battleship2We have been asked to change the rules of Battleship, play it out and see how it affects the gameplay. We decided to modify the game based on the short amount of time we had to play. So if you got a hit on a battleship, the next turn would give you a spreading bullet that would hit the coordinates in a diagonal line to the left and right.

the effects of this speed up the gameplay but also made it slightly more confusing as we had more crosses to plot at every turn.

I think we will stick to the traditional game rules for now, but this has been quite a good exercise in helping me think more like a game designer for the preparation of making my very first platform game with Contstruct2.


Undertale, a review.


How to sum up Undertale, well I personally found it frustrating and annoying but at the same time oddly mesmerising.
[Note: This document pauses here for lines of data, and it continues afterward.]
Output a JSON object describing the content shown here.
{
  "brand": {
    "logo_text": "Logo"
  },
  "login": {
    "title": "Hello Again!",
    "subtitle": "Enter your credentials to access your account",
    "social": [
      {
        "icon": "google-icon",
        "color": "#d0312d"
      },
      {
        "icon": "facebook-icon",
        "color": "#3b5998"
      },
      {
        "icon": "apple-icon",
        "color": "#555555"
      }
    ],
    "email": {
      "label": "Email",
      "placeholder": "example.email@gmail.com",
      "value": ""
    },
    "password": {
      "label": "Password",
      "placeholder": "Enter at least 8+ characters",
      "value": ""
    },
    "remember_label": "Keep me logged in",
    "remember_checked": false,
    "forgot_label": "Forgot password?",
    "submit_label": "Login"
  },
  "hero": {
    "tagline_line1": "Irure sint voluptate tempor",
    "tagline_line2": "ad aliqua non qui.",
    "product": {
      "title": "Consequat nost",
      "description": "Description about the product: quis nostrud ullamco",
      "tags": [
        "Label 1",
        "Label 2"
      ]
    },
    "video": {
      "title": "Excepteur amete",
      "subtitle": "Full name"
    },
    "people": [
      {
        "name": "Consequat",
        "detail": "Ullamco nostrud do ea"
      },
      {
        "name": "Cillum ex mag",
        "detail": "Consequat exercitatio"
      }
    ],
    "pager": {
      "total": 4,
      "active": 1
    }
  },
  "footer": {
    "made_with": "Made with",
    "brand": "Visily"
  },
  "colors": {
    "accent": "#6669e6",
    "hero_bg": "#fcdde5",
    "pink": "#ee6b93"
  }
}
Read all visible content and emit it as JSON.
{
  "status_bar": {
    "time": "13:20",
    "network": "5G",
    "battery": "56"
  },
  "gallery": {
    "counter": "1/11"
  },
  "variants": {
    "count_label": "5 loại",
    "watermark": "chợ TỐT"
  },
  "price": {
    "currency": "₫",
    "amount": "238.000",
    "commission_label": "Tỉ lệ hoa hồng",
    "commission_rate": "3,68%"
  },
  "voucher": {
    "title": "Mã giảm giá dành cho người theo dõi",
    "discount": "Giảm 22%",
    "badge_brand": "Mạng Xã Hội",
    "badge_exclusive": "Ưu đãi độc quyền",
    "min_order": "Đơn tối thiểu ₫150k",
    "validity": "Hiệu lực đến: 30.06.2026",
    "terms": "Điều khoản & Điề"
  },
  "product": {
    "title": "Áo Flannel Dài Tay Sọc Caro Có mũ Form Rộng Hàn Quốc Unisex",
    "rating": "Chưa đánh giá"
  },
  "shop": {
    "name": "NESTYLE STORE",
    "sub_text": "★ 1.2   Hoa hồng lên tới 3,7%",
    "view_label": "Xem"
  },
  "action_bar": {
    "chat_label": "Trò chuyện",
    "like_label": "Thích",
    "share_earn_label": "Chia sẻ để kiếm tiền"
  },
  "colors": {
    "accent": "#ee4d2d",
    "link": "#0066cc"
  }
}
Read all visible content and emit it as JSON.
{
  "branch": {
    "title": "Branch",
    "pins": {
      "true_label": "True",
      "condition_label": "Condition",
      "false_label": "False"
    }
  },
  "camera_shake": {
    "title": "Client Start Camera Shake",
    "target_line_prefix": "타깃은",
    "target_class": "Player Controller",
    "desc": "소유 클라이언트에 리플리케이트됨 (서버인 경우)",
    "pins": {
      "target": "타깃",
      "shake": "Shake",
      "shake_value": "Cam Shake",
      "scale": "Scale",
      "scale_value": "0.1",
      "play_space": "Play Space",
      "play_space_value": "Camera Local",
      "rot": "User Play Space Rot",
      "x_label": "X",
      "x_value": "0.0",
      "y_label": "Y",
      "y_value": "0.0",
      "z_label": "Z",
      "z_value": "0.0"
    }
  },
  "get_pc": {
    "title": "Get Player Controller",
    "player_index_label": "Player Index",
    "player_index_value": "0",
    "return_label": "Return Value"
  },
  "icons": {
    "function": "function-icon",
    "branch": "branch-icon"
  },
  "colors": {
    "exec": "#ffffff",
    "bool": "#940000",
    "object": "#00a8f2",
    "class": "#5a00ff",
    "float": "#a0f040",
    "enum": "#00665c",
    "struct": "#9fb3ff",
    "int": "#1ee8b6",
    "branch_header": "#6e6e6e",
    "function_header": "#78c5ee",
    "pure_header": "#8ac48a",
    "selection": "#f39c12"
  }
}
Undertale is a 2d Platformer that took me back to the games of my youth and had me reminiscing on our old Amiga 500. To be perfectly honest, I wouldn’t really classify myself a ‘gamer’ and if my ten-year-old son wasn’t standing behind me excitedly hoping from one foot to another (He’s played this one before) offering me helpful advice on how to progress in the game I would have given up before I ran out of HP (Health Points).

First impressions. It didn’t take long for me to understand the tone of this game and the path it would follow as evidenced by the above picture. But I stuck with it so I could at least say I gave it a good shot. I felt like this game was designed by a teenage boy who would delight in the fact that I was finding this game so annoying.
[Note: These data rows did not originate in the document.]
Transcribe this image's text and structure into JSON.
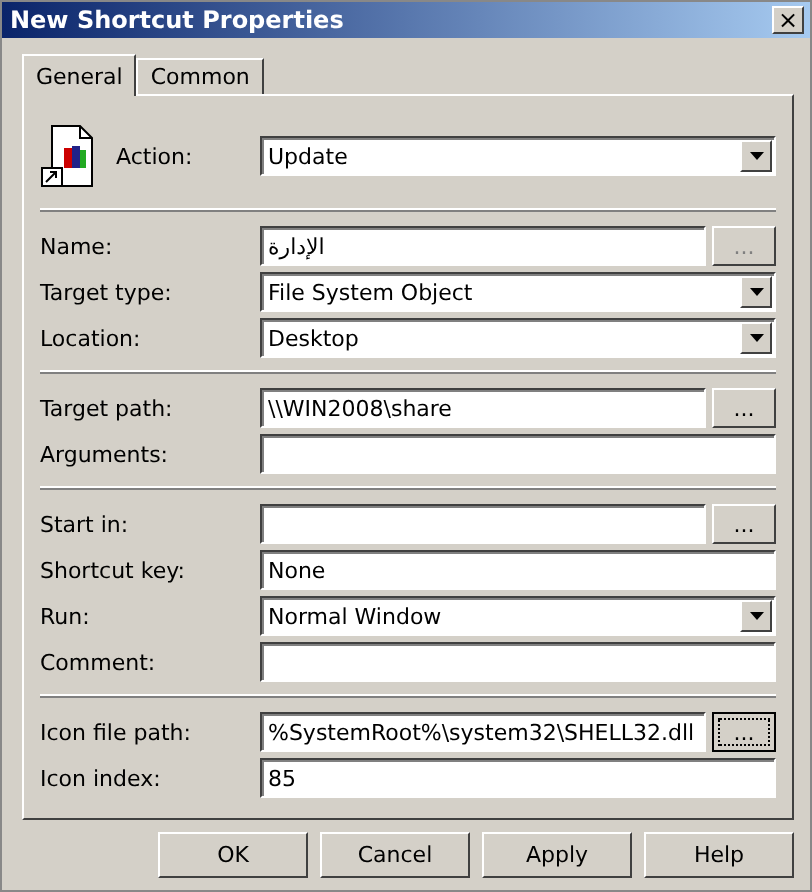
{
  "window": {
    "title": "New Shortcut Properties",
    "close": "×"
  },
  "tabs": [
    {
      "label": "General",
      "selected": true
    },
    {
      "label": "Common",
      "selected": false
    }
  ],
  "sections": [
    {
      "has_icon": true,
      "fields": [
        {
          "label": "Action:",
          "kind": "dropdown",
          "value": "Update"
        }
      ]
    },
    {
      "fields": [
        {
          "label": "Name:",
          "kind": "text",
          "value": "الإدارة",
          "browse": {
            "label": "...",
            "disabled": true,
            "focused": false
          }
        },
        {
          "label": "Target type:",
          "kind": "dropdown",
          "value": "File System Object"
        },
        {
          "label": "Location:",
          "kind": "dropdown",
          "value": "Desktop"
        }
      ]
    },
    {
      "fields": [
        {
          "label": "Target path:",
          "kind": "text",
          "value": "\\\\WIN2008\\share",
          "browse": {
            "label": "...",
            "disabled": false,
            "focused": false
          }
        },
        {
          "label": "Arguments:",
          "kind": "text"
        }
      ]
    },
    {
      "fields": [
        {
          "label": "Start in:",
          "kind": "text",
          "browse": {
            "label": "...",
            "disabled": false,
            "focused": false
          }
        },
        {
          "label": "Shortcut key:",
          "kind": "text",
          "value": "None"
        },
        {
          "label": "Run:",
          "kind": "dropdown",
          "value": "Normal Window"
        },
        {
          "label": "Comment:",
          "kind": "text"
        }
      ]
    },
    {
      "fields": [
        {
          "label": "Icon file path:",
          "kind": "text",
          "value": "%SystemRoot%\\system32\\SHELL32.dll",
          "browse": {
            "label": "...",
            "disabled": false,
            "focused": true
          }
        },
        {
          "label": "Icon index:",
          "kind": "text",
          "value": "85"
        }
      ]
    }
  ],
  "buttons": [
    "OK",
    "Cancel",
    "Apply",
    "Help"
  ]
}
What I really liked. I have to give credit where it’s due, so on the pro list would be the interface. Right at the beginning you’re given the control options and reminded again during gameplay. I actually wrote the instructions down because I have a terrible memory but it’s a nice feature. The level structure is good, where you are led through the first obstacles before you are set out on your own.

What annoyed me. It might just be the fact that I wasn’t in the mood to play games but being stopped every few minutes to fight something, or having to randomly walk into an invisible wall over and over really detracted from the gameplay.
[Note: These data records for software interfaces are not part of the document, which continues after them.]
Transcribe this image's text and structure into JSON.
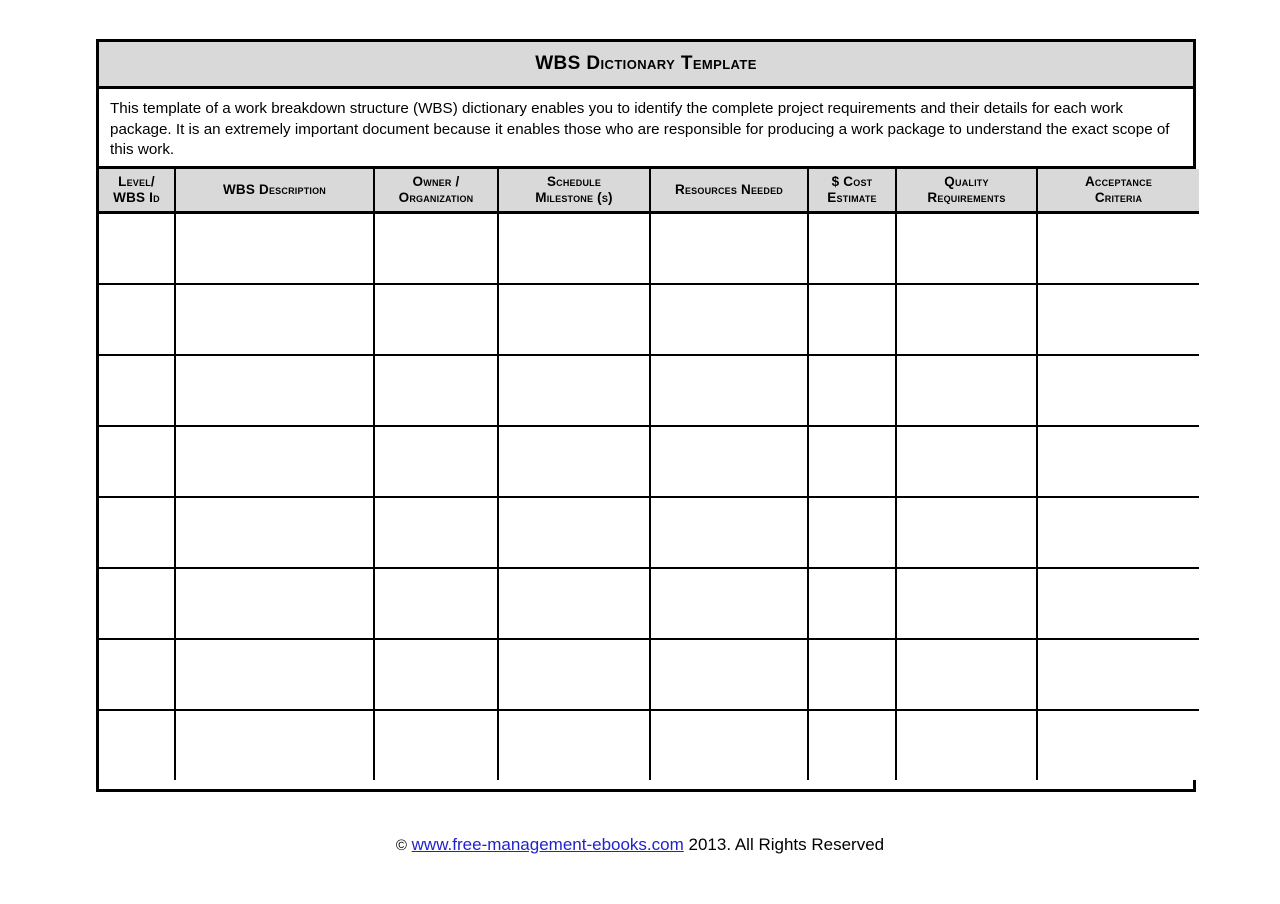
{
  "document": {
    "title_full": "WBS Dictionary Template",
    "title_acronym": "WBS",
    "title_rest": "Dictionary Template",
    "description": "This template of a work breakdown structure (WBS) dictionary enables you to identify the complete project requirements and their details for each work package. It is an extremely important document because it enables those who are responsible for producing a work package to understand the exact scope of this work."
  },
  "table": {
    "columns": [
      {
        "id": "level-wbs-id",
        "line1": "Level/",
        "line2": "WBS Id"
      },
      {
        "id": "wbs-description",
        "line1": "WBS Description",
        "line2": ""
      },
      {
        "id": "owner-organization",
        "line1": "Owner /",
        "line2": "Organization"
      },
      {
        "id": "schedule-milestones",
        "line1": "Schedule",
        "line2": "Milestone (s)"
      },
      {
        "id": "resources-needed",
        "line1": "Resources Needed",
        "line2": ""
      },
      {
        "id": "cost-estimate",
        "line1": "$ Cost",
        "line2": "Estimate"
      },
      {
        "id": "quality-requirements",
        "line1": "Quality",
        "line2": "Requirements"
      },
      {
        "id": "acceptance-criteria",
        "line1": "Acceptance",
        "line2": "Criteria"
      }
    ],
    "row_count": 8,
    "rows": [
      [
        "",
        "",
        "",
        "",
        "",
        "",
        "",
        ""
      ],
      [
        "",
        "",
        "",
        "",
        "",
        "",
        "",
        ""
      ],
      [
        "",
        "",
        "",
        "",
        "",
        "",
        "",
        ""
      ],
      [
        "",
        "",
        "",
        "",
        "",
        "",
        "",
        ""
      ],
      [
        "",
        "",
        "",
        "",
        "",
        "",
        "",
        ""
      ],
      [
        "",
        "",
        "",
        "",
        "",
        "",
        "",
        ""
      ],
      [
        "",
        "",
        "",
        "",
        "",
        "",
        "",
        ""
      ],
      [
        "",
        "",
        "",
        "",
        "",
        "",
        "",
        ""
      ]
    ]
  },
  "footer": {
    "copyright_symbol": "©",
    "site_url": "www.free-management-ebooks.com",
    "rights_text": "2013. All Rights Reserved"
  },
  "colors": {
    "header_fill": "#d9d9d9",
    "border": "#000000",
    "link": "#2222cc",
    "page_background": "#ffffff"
  }
}
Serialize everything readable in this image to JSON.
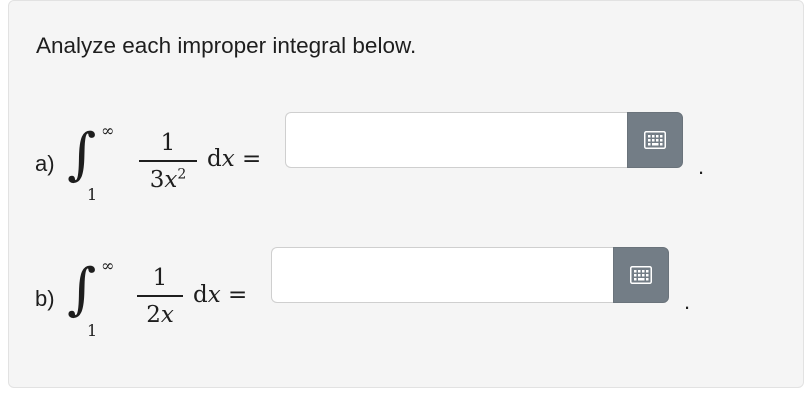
{
  "prompt": "Analyze each improper integral below.",
  "parts": [
    {
      "label": "a)",
      "integral": {
        "upper": "∞",
        "lower": "1",
        "numerator": "1",
        "denominator_coef": "3",
        "denominator_var": "x",
        "denominator_exp": "2",
        "differential_d": "d",
        "differential_var": "x",
        "equals": "="
      },
      "answer": {
        "value": "",
        "placeholder": ""
      },
      "keypad_icon": "keypad-icon",
      "trailing": "."
    },
    {
      "label": "b)",
      "integral": {
        "upper": "∞",
        "lower": "1",
        "numerator": "1",
        "denominator_coef": "2",
        "denominator_var": "x",
        "denominator_exp": "",
        "differential_d": "d",
        "differential_var": "x",
        "equals": "="
      },
      "answer": {
        "value": "",
        "placeholder": ""
      },
      "keypad_icon": "keypad-icon",
      "trailing": "."
    }
  ],
  "colors": {
    "panel_bg": "#f5f5f5",
    "keypad_bg": "#737d86",
    "text": "#1e1e1e"
  }
}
Game Play. I liked the game controls although I kept trying to use the mouse. I suppose I am very conditioned to be using my mouse to play games. There were  few problems when ‘fighting’ characters were I wasn’t sure how to back out and ‘take mercy’ on the opponent. My inability to figure this out early on the game was probably what led to my downfall. I enjoyed the cute pixelated characters and environment which I found very kitsch. The music also put me in a mind of old school games like The Secret of Monkey Island and the Lemmings.

The nitty gritty. So, this game annoyed me. What mechanics are responsible? I’d have to say the repetitive seemingly pointless tasks, like falling into hole after hole, then being forced to have a pointless conversation with another character that is supposed to be helping you. I’m not going to lie, I was hopeless at this game. To start off I thought I was doing OK, but about five minutes after my son went to play with the neighbour I managed to loose all my HP and the game was over. However, the good news is I only  have to go back and redo from the last save point.

“The best part of this game is watching someone else play it, because you get so annoyed and thats funny!” Ethan – 10 years old.

I can understand the appeal of this game, so for the low cost of $11.99nzd on Steam you have yourself quite the legitimate bargain if you enjoy this type of platform game. Am I going to play this game again? If I am to be totally honest, probably not, but my son probably will so consider that a win Undertale! I’m giving Undertale a solid 6 out of 10, because even though it’s not my cup of tea it entertained my kids while I played it.

Purchase your own copy of Undertale either on their website or on Steam!